(PROVIDED RECORDS Opens)

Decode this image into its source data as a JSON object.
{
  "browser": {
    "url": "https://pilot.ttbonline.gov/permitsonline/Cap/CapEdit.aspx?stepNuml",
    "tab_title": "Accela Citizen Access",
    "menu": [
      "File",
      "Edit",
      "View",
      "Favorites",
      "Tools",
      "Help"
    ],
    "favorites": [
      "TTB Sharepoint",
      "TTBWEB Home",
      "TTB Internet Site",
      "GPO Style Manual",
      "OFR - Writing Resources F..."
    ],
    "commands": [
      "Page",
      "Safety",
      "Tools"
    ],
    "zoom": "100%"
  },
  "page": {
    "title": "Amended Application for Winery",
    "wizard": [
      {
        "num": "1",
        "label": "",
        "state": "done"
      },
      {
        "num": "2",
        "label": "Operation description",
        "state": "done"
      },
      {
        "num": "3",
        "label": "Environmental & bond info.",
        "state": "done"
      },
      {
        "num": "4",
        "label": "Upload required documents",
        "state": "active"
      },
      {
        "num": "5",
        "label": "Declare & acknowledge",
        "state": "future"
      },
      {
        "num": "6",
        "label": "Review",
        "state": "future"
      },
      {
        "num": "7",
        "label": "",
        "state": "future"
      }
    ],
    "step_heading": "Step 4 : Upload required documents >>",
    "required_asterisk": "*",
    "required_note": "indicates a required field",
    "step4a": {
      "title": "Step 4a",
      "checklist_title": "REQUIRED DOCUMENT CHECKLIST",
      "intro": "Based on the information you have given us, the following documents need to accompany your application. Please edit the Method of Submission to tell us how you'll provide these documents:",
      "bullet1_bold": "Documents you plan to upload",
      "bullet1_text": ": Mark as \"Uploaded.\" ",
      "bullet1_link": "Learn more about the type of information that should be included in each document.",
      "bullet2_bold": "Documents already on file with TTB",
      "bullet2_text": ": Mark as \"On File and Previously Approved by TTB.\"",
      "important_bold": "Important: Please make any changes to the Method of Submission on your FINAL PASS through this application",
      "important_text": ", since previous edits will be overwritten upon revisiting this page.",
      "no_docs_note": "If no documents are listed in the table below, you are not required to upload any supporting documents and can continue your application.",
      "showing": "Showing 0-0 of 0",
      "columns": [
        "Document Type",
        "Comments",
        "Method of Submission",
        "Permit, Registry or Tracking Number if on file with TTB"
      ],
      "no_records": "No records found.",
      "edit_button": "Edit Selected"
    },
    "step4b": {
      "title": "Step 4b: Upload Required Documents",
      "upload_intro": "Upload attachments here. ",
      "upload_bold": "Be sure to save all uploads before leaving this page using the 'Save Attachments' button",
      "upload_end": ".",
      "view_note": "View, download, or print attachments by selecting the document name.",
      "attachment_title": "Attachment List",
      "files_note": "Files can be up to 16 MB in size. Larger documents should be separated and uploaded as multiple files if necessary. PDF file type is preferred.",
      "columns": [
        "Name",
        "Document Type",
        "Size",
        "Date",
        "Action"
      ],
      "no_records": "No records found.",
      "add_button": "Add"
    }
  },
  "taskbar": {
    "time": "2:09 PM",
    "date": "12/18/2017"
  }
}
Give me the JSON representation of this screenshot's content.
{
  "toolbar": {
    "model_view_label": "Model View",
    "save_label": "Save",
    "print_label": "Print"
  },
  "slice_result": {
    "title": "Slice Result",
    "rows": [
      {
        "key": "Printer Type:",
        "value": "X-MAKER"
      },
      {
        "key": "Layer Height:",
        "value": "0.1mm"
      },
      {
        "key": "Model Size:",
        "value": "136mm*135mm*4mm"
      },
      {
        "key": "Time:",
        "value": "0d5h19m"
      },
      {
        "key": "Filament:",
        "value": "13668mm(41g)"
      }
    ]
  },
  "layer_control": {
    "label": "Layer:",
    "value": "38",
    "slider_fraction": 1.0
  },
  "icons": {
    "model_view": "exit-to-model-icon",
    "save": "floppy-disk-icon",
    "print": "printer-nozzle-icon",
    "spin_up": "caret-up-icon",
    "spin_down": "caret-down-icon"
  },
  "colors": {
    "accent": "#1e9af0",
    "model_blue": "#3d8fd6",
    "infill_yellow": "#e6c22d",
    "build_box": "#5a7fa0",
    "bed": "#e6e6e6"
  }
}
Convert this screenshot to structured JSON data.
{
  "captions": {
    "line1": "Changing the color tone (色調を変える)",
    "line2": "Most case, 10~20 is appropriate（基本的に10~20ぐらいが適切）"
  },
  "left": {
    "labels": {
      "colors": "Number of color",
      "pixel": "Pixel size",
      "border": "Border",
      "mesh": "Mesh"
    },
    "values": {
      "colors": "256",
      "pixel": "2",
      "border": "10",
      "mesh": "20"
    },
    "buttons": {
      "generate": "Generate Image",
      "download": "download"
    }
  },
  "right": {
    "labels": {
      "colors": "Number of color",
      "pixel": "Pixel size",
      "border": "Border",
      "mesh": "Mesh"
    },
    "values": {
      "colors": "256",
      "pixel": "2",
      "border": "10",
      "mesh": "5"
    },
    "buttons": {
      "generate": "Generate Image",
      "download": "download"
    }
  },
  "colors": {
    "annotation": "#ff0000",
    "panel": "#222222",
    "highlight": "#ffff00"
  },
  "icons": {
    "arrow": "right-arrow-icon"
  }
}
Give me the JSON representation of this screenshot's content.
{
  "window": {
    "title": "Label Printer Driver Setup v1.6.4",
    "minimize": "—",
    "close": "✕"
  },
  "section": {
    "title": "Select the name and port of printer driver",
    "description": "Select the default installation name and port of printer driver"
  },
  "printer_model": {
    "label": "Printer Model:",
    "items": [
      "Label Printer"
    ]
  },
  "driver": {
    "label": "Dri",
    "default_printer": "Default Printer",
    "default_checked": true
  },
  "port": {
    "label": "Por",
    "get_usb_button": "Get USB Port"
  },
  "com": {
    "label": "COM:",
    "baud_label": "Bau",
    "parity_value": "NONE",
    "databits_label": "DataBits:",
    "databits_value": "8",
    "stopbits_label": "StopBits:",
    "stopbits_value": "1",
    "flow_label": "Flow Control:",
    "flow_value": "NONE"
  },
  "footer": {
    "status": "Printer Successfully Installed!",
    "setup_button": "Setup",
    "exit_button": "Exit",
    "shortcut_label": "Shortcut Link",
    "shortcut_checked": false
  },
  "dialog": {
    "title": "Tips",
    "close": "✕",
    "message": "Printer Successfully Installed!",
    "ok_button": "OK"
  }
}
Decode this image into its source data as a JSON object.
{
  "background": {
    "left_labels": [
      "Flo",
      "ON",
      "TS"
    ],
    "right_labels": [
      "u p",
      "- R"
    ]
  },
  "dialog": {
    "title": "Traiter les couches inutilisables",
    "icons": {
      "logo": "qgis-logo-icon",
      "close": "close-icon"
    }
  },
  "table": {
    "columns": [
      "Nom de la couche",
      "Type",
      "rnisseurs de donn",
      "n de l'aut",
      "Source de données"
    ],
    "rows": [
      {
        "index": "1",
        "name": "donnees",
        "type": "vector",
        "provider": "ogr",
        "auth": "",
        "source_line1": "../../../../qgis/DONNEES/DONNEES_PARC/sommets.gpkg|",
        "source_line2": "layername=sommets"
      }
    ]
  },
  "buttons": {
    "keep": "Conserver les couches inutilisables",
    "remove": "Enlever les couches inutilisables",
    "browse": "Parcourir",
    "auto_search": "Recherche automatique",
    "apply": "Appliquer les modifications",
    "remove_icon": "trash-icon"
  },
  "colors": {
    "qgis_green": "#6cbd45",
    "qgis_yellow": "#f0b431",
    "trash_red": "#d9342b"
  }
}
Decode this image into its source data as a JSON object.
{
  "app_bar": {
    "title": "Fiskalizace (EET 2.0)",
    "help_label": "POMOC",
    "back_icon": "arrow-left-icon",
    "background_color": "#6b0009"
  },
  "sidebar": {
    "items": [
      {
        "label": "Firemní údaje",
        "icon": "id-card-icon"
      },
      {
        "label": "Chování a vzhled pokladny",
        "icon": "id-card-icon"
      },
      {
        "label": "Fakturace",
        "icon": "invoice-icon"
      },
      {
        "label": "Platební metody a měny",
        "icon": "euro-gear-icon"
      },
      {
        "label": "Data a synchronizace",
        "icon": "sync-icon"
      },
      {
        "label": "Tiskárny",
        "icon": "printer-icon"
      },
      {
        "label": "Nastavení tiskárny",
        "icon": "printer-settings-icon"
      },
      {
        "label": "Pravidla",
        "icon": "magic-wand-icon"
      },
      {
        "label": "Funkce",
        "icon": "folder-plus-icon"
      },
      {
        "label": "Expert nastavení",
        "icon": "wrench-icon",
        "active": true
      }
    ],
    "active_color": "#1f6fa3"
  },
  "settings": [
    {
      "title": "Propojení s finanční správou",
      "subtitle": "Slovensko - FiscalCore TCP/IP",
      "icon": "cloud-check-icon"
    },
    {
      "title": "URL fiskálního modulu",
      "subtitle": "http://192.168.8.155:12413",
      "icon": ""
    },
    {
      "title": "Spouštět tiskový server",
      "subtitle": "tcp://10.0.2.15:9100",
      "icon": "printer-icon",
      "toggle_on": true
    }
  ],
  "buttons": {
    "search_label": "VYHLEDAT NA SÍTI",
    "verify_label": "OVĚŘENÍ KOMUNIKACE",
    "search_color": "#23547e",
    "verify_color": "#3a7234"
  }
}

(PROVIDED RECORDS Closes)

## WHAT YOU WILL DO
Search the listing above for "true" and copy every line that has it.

## SOLUTION TO THE EXERCISE
    "default_checked": true
        "active": true
      "toggle_on": true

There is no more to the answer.